Degree Granting Department
Laurel Graham, PhD
Spencer E. Cahill, PhD
Donileen R. Loseke, PhD
12-step, support group, self-help, governmentality, narrative
Previous research on self-change in support groups has focused on the ways individuals accomplish self-change in the "local cultures" of the support group settings. This ethnographic study of the 12-step self-help group Debtors Anonymous (DA) departs from that tradition by focusing on the ways that DA members achieve self-change by employing "recovery" strategies learned from the group in their everyday lives. DA members enter the group during financial crises, and often believe they cannot manage their own personal finances. By learning techniques of financial management taught by the group, DA members gradually gain "sobriety" and financial management skills. This analysis highlights the important role played by various technologies of self-construction in DA members' recovery efforts.

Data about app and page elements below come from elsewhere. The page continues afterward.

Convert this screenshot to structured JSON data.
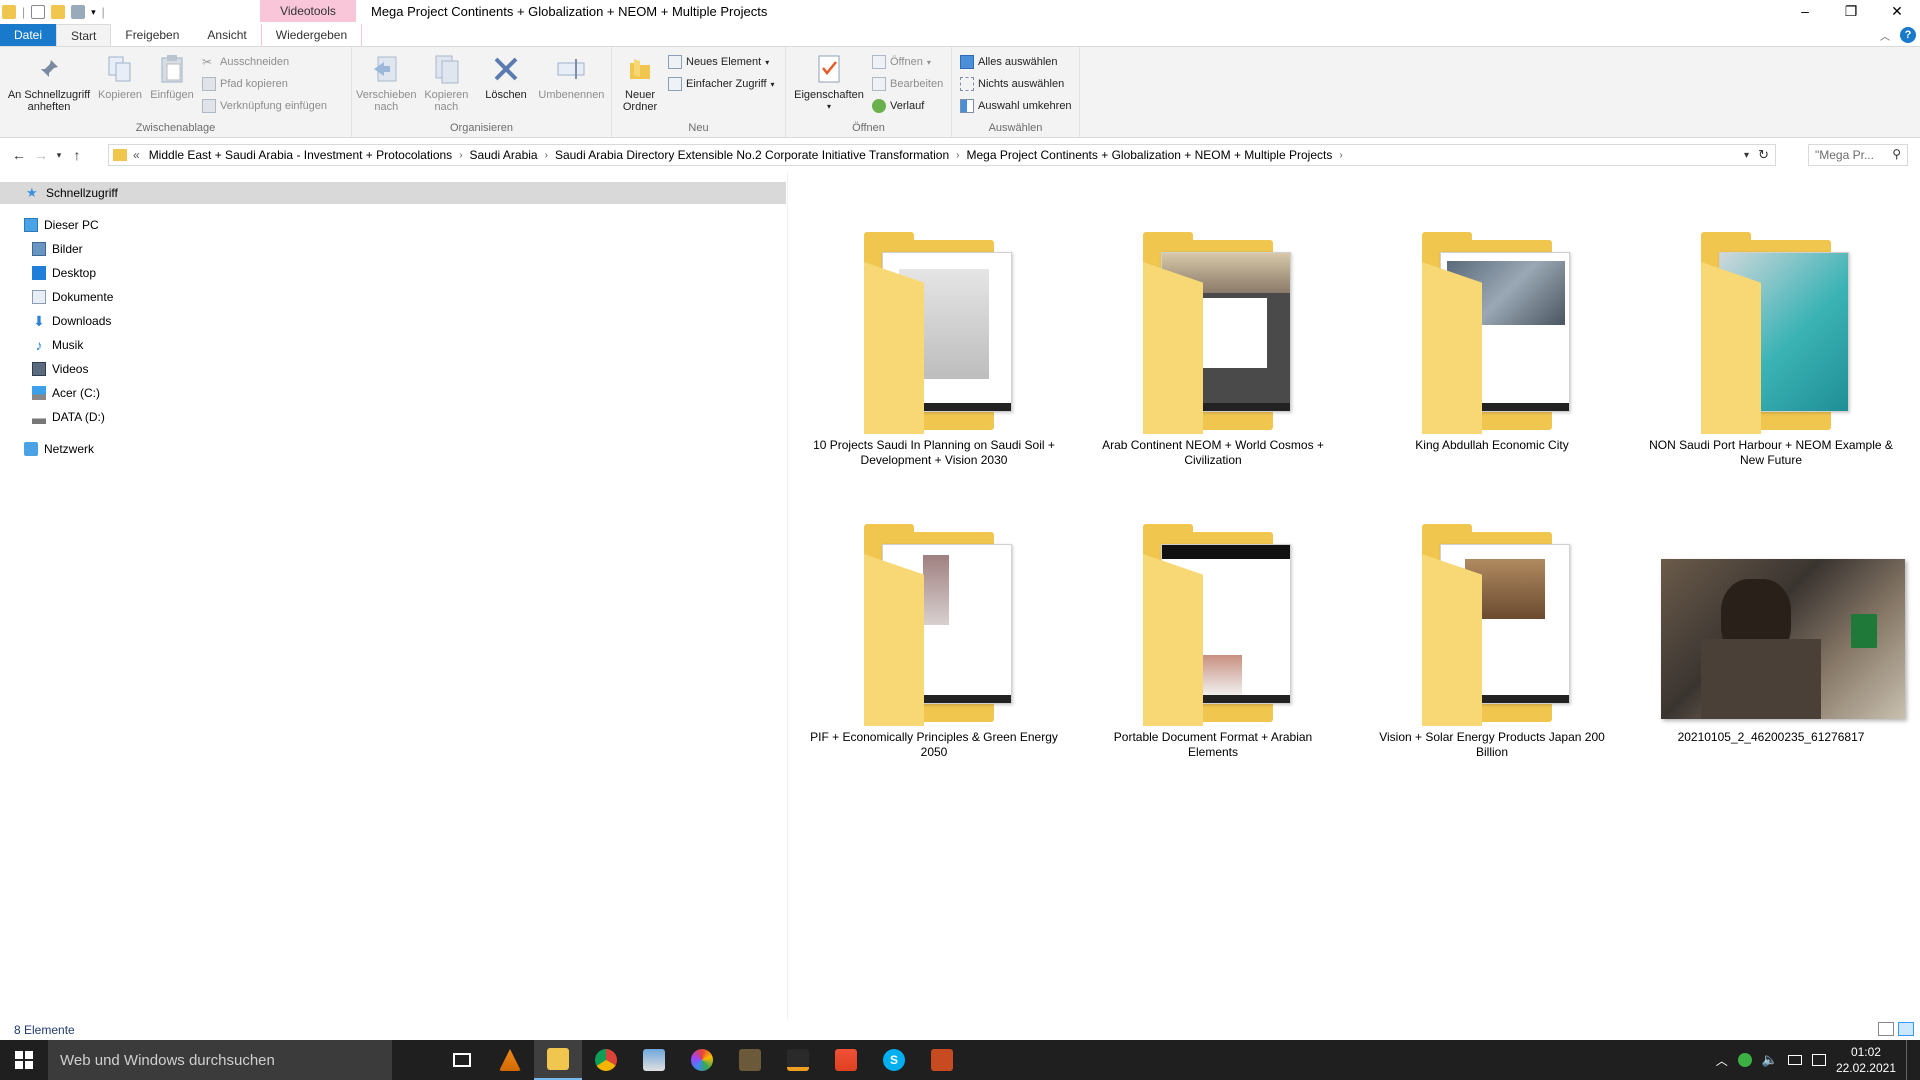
{
  "window": {
    "title": "Mega Project Continents + Globalization + NEOM + Multiple Projects",
    "context_tab_header": "Videotools"
  },
  "tabs": [
    {
      "label": "Datei"
    },
    {
      "label": "Start"
    },
    {
      "label": "Freigeben"
    },
    {
      "label": "Ansicht"
    },
    {
      "label": "Wiedergeben"
    }
  ],
  "ribbon": {
    "clipboard": {
      "label": "Zwischenablage",
      "pin": "An Schnellzugriff anheften",
      "copy": "Kopieren",
      "paste": "Einfügen",
      "cut": "Ausschneiden",
      "copy_path": "Pfad kopieren",
      "paste_shortcut": "Verknüpfung einfügen"
    },
    "organize": {
      "label": "Organisieren",
      "move_to": "Verschieben nach",
      "copy_to": "Kopieren nach",
      "delete": "Löschen",
      "rename": "Umbenennen"
    },
    "new": {
      "label": "Neu",
      "new_folder": "Neuer Ordner",
      "new_item": "Neues Element",
      "easy_access": "Einfacher Zugriff"
    },
    "open": {
      "label": "Öffnen",
      "properties": "Eigenschaften",
      "open": "Öffnen",
      "edit": "Bearbeiten",
      "history": "Verlauf"
    },
    "select": {
      "label": "Auswählen",
      "select_all": "Alles auswählen",
      "select_none": "Nichts auswählen",
      "invert": "Auswahl umkehren"
    }
  },
  "address": {
    "prefix": "«",
    "crumbs": [
      "Middle East + Saudi Arabia - Investment + Protocolations",
      "Saudi Arabia",
      "Saudi Arabia Directory Extensible No.2  Corporate Initiative Transformation",
      "Mega Project Continents + Globalization + NEOM + Multiple Projects"
    ],
    "search_placeholder": "\"Mega Pr..."
  },
  "nav": {
    "quick_access": "Schnellzugriff",
    "this_pc": "Dieser PC",
    "items": [
      "Bilder",
      "Desktop",
      "Dokumente",
      "Downloads",
      "Musik",
      "Videos",
      "Acer (C:)",
      "DATA (D:)"
    ],
    "network": "Netzwerk"
  },
  "files": [
    {
      "name": "10 Projects Saudi In Planning on Saudi Soil + Development + Vision 2030",
      "type": "folder"
    },
    {
      "name": "Arab Continent NEOM + World Cosmos + Civilization",
      "type": "folder"
    },
    {
      "name": "King Abdullah Economic City",
      "type": "folder"
    },
    {
      "name": "NON Saudi Port Harbour + NEOM Example & New Future",
      "type": "folder"
    },
    {
      "name": "PIF + Economically Principles & Green Energy 2050",
      "type": "folder"
    },
    {
      "name": "Portable Document Format + Arabian Elements",
      "type": "folder"
    },
    {
      "name": "Vision + Solar Energy Products Japan 200 Billion",
      "type": "folder"
    },
    {
      "name": "20210105_2_46200235_61276817",
      "type": "image"
    }
  ],
  "status": {
    "count": "8 Elemente"
  },
  "taskbar": {
    "search_placeholder": "Web und Windows durchsuchen",
    "time": "01:02",
    "date": "22.02.2021"
  }
}
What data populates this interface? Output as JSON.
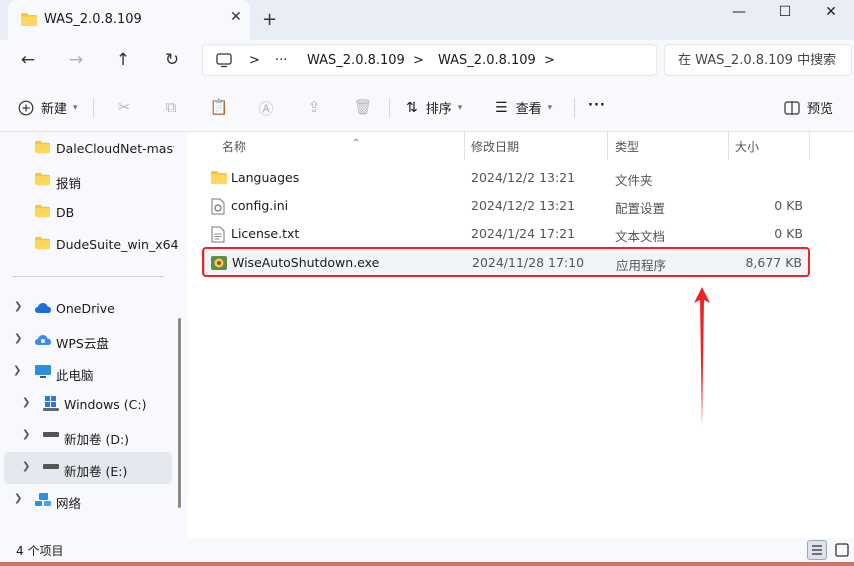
{
  "window": {
    "tab_title": "WAS_2.0.8.109",
    "tab_close": "✕",
    "new_tab": "+",
    "minimize": "—",
    "maximize": "☐",
    "close": "✕"
  },
  "nav_buttons": {
    "back": "←",
    "forward": "→",
    "up": "↑",
    "refresh": "↻"
  },
  "address": {
    "monitor_icon": "monitor-icon",
    "sep1": ">",
    "ellipsis": "···",
    "crumb1": "WAS_2.0.8.109",
    "sep2": ">",
    "crumb2": "WAS_2.0.8.109",
    "sep3": ">"
  },
  "search": {
    "placeholder": "在 WAS_2.0.8.109 中搜索"
  },
  "toolbar": {
    "new_label": "新建",
    "sort_label": "排序",
    "view_label": "查看",
    "more_label": "···",
    "preview_label": "预览"
  },
  "nav_pane": {
    "quick_items": [
      {
        "label": "DaleCloudNet-maste"
      },
      {
        "label": "报销"
      },
      {
        "label": "DB"
      },
      {
        "label": "DudeSuite_win_x64"
      }
    ],
    "tree": [
      {
        "label": "OneDrive"
      },
      {
        "label": "WPS云盘"
      },
      {
        "label": "此电脑"
      },
      {
        "label": "Windows (C:)"
      },
      {
        "label": "新加卷 (D:)"
      },
      {
        "label": "新加卷 (E:)"
      },
      {
        "label": "网络"
      }
    ]
  },
  "columns": {
    "name": "名称",
    "date": "修改日期",
    "type": "类型",
    "size": "大小"
  },
  "files": [
    {
      "name": "Languages",
      "date": "2024/12/2 13:21",
      "type": "文件夹",
      "size": ""
    },
    {
      "name": "config.ini",
      "date": "2024/12/2 13:21",
      "type": "配置设置",
      "size": "0 KB"
    },
    {
      "name": "License.txt",
      "date": "2024/1/24 17:21",
      "type": "文本文档",
      "size": "0 KB"
    },
    {
      "name": "WiseAutoShutdown.exe",
      "date": "2024/11/28 17:10",
      "type": "应用程序",
      "size": "8,677 KB"
    }
  ],
  "status": {
    "count": "4 个项目"
  },
  "colors": {
    "folder": "#f4c340",
    "annotation_red": "#ee2424",
    "selection": "#e5e8ee"
  }
}
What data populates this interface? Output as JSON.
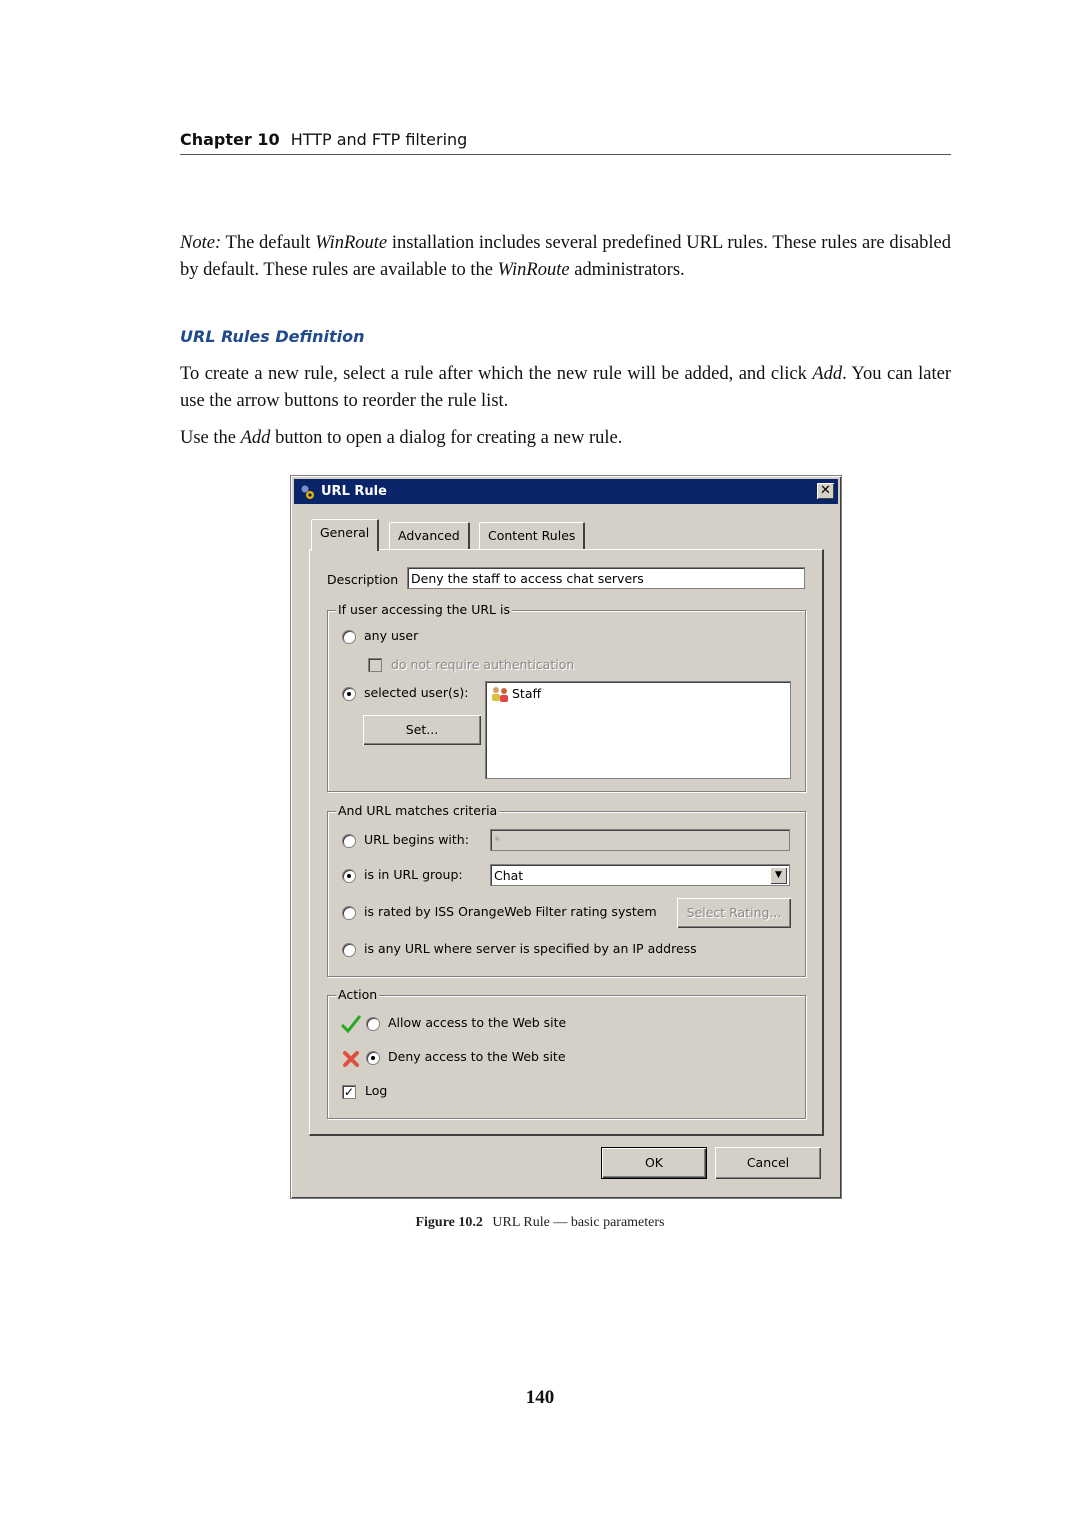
{
  "header": {
    "chapter_label": "Chapter 10",
    "chapter_title": "HTTP and FTP filtering"
  },
  "note": {
    "prefix": "Note:",
    "t1": " The default ",
    "app1": "WinRoute",
    "t2": " installation includes several predefined URL rules.  These rules are disabled by default. These rules are available to the ",
    "app2": "WinRoute",
    "t3": " administrators."
  },
  "section": {
    "title": "URL Rules Definition"
  },
  "para1": {
    "t1": "To create a new rule, select a rule after which the new rule will be added, and click ",
    "em": "Add",
    "t2": ". You can later use the arrow buttons to reorder the rule list."
  },
  "para2": {
    "t1": "Use the ",
    "em": "Add",
    "t2": " button to open a dialog for creating a new rule."
  },
  "dialog": {
    "title": "URL Rule",
    "close_label": "✕",
    "tabs": [
      {
        "label": "General",
        "active": true
      },
      {
        "label": "Advanced",
        "active": false
      },
      {
        "label": "Content Rules",
        "active": false
      }
    ],
    "description": {
      "label": "Description",
      "value": "Deny the staff to access chat servers"
    },
    "user_group": {
      "legend": "If user accessing the URL is",
      "any_user": {
        "label": "any user",
        "checked": false
      },
      "no_auth": {
        "label": "do not require authentication",
        "checked": false,
        "disabled": true
      },
      "selected_users": {
        "label": "selected user(s):",
        "checked": true
      },
      "set_button": "Set...",
      "users": [
        {
          "name": "Staff",
          "icon": "user-group-icon"
        }
      ]
    },
    "url_group": {
      "legend": "And URL matches criteria",
      "begins_with": {
        "label": "URL begins with:",
        "value": "*",
        "checked": false
      },
      "in_group": {
        "label": "is in URL group:",
        "value": "Chat",
        "checked": true
      },
      "rated": {
        "label": "is rated by ISS OrangeWeb Filter rating system",
        "checked": false,
        "button": "Select Rating..."
      },
      "ip_url": {
        "label": "is any URL where server is specified by an IP address",
        "checked": false
      }
    },
    "action_group": {
      "legend": "Action",
      "allow": {
        "label": "Allow access to the Web site",
        "checked": false
      },
      "deny": {
        "label": "Deny access to the Web site",
        "checked": true
      },
      "log": {
        "label": "Log",
        "checked": true
      }
    },
    "ok_label": "OK",
    "cancel_label": "Cancel"
  },
  "caption": {
    "label": "Figure 10.2",
    "text": "URL Rule — basic parameters"
  },
  "page_number": "140"
}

Drawing on narrative and governmentality theories, this analysis shows how DA members accomplish self-change by learning to become self-monitoring and self-restrained financial managers and consumers.
Scholar Commons Citation
Morenberg, Adam, "Governing Wayward Consumers: Self-Change and Recovery in Debtors Anonymous" (2004). Graduate Theses and Dissertations.